In 1976, she and her parents defected to West Germany, and that’s when the Nina Hagen we all know and love really began to blossom. Inspired by the nascent punk scene on a visit to London, Hagen formed the Nina Hagen Band and began playing a theatrical mix of punk, glam and progressive rock, all punctuated by her increasingly over-the-top, operatic vocals. The music was frankly not all that exciting, but Hagen was developing into an astonishing vocalist and live performer. Here, for example, is the Nina Hagen Band in 1979, performing a track called “Naturträne.” It’s basically one minute of song followed by three minutes of Nina wailing over a bunch of prog-rock noodling, but this woman could wail over a Yanni record and I’d still camp out for tickets.
By the end of ’79, the Nina Hagen Band had already broken up, as Hagen went off to explore wilder musical frontiers as a solo artist. Even in this 1980 clip of her covering “Ziggy Stardust” on Swedish television, the style and attitude she became famous for is pretty much all there: the crazy hair and eye makeup, crazier facial expressions, and positively batshit vocals.
In 1982, Hagen released her first solo album and first album sung entirely in English, NunSexMonkRock. Richard Metzger of Dangerous Minds recently called it the post-punk era’s greatest “unsung masterpiece” and it’s hard to argue with him. From beginning to end, the record sounds like it was flown in from another planet, not exactly punk or glam or New Wave but somehow channeling all those forces into a totally original sound. The best-known track is an anti-heroin anthem called “Smack Jack,” which isn’t the weirdest thing on the album but which features a music video that has to be seen to be believed. Yes, that’s Nina in male cop drag. And Nina singing backup. And another Nina singing the other backup. It’s a Nina-palooza.
Hagen’s done plenty of other weird shit in the years since: One of the most amazingly ’80s videos of all time, “New York New York” (her only real hit here in the U.S.). A Rammstein cover with the Finnish cello-rock band Apocalyptica, which is fitting since Till Lindemann stole many of his vocal affectations from Hagen. She released an album of Hindu devotional chants, with cover art featuring herself dressed up as the goddess Kali. She once told David Letterman about a UFO she saw over Malibu—actually, she told lots of people about UFOs. In more recent years, she’s recorded an album of big band standards, covered Depeche Mode’s “Personal Jesus,” and, sadly, lost much of her once-astonishing vocal range. She’s also become a devout Christian, which probably alienated some of her old punk fan base. But she remains as refreshingly kooky and totally original as ever.

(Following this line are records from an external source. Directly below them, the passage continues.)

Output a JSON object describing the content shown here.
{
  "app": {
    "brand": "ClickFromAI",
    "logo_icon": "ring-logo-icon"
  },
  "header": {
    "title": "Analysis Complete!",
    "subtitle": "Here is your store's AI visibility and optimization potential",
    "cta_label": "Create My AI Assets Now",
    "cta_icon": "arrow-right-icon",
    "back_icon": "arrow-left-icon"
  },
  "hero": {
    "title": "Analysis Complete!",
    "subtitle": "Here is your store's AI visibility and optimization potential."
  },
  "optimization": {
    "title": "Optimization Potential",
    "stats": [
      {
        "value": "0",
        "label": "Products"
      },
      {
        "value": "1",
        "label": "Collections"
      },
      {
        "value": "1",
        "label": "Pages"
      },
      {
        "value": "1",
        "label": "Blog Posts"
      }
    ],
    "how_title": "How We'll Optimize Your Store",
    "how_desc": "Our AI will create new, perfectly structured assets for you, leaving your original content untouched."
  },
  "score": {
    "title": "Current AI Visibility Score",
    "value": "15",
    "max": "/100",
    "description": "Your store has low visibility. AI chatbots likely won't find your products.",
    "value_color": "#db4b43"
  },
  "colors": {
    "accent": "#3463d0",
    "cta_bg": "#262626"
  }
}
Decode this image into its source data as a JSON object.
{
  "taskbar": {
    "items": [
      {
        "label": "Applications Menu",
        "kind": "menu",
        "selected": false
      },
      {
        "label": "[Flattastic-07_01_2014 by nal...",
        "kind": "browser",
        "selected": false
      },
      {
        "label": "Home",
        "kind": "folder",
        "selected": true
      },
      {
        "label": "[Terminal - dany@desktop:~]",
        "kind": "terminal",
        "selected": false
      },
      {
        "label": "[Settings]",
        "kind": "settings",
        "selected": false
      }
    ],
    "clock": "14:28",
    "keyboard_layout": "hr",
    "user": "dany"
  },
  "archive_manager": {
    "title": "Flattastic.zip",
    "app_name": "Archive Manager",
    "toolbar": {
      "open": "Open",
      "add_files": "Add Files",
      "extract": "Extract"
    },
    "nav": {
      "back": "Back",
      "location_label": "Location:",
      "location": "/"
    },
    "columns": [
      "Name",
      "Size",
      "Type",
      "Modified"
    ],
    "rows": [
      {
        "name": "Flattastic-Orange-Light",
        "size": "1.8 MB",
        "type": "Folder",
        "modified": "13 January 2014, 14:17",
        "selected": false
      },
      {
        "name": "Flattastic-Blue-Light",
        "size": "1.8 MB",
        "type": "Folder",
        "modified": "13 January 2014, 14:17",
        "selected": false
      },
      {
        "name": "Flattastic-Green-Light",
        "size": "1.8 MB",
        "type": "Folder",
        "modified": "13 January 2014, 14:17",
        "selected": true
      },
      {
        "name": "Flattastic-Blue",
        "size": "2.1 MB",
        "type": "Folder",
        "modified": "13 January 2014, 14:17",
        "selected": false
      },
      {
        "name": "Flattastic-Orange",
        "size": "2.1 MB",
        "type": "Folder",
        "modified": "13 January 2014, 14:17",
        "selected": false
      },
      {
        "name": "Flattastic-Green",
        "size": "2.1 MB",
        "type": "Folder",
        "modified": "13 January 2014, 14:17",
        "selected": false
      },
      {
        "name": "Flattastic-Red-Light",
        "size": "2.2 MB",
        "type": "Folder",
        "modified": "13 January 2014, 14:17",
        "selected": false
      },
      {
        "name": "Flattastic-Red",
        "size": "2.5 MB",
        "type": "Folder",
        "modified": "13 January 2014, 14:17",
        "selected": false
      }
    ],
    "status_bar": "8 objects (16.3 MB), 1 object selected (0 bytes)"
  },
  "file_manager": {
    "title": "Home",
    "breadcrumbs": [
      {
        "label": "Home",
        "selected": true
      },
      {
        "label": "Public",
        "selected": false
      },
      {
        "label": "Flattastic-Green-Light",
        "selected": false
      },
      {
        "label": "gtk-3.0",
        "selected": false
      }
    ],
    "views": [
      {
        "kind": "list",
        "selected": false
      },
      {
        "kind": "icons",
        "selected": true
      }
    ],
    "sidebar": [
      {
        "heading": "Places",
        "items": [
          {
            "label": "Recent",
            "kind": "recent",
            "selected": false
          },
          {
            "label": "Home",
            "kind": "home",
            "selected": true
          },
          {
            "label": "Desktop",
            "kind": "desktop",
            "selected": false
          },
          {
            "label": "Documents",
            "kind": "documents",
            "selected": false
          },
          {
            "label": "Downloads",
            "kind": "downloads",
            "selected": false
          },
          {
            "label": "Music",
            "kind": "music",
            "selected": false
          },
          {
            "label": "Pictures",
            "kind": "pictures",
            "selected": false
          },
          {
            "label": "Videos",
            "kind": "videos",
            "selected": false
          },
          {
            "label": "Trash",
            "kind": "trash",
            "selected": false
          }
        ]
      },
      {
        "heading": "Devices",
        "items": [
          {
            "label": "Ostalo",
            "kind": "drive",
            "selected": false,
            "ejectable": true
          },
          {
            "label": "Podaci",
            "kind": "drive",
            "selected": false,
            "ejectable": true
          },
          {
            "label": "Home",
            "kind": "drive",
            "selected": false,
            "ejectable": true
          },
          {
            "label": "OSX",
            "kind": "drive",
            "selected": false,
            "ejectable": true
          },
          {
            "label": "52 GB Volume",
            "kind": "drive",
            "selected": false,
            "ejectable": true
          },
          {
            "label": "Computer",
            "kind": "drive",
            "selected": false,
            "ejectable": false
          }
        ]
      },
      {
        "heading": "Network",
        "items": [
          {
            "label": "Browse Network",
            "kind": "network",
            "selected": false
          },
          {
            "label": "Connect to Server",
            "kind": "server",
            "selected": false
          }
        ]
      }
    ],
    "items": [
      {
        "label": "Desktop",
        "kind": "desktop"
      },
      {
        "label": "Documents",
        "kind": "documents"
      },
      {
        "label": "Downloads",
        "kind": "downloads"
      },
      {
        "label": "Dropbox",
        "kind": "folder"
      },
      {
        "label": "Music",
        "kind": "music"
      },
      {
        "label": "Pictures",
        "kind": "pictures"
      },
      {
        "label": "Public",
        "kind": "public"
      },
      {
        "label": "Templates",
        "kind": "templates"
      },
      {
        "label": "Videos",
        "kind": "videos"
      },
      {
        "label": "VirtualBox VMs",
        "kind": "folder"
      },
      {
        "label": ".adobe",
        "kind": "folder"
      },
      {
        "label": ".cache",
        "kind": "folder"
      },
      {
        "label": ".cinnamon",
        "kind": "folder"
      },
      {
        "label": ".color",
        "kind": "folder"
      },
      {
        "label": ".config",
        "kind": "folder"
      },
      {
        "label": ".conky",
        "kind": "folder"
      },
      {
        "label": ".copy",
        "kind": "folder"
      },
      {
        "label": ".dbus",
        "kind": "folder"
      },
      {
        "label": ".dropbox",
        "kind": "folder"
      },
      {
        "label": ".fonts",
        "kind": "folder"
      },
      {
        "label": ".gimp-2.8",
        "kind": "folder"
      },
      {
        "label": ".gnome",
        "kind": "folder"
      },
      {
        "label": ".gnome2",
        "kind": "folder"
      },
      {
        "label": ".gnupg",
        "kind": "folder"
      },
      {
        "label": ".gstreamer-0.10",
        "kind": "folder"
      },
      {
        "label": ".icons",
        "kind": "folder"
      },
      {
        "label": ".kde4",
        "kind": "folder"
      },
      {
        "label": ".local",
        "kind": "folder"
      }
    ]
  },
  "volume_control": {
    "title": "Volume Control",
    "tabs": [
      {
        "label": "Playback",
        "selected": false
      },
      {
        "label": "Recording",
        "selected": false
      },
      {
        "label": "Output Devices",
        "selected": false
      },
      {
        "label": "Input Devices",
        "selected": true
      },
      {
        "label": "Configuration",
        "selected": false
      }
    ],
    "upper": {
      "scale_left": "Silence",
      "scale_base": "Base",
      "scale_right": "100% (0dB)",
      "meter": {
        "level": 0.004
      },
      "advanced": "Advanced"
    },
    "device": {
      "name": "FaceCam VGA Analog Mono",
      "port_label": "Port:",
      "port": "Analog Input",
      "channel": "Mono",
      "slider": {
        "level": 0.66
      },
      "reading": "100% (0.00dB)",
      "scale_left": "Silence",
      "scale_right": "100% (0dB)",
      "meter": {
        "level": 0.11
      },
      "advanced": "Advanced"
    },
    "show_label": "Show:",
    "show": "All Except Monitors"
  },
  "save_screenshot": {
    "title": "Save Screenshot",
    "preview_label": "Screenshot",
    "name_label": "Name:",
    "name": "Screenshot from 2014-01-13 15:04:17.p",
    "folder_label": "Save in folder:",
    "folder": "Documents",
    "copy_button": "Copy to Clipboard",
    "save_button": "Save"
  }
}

We’ll leave you with one of Nina Hagen’s signature cover tunes. Sid Vicious may have punked up “My Way” first, but Nina’s version is untouchable, even after all these years.
P.S. Thanks to readers Singing Grass, Alex and Denny for reminding us to add Nina to the Weird List. Better late than never, right, guys?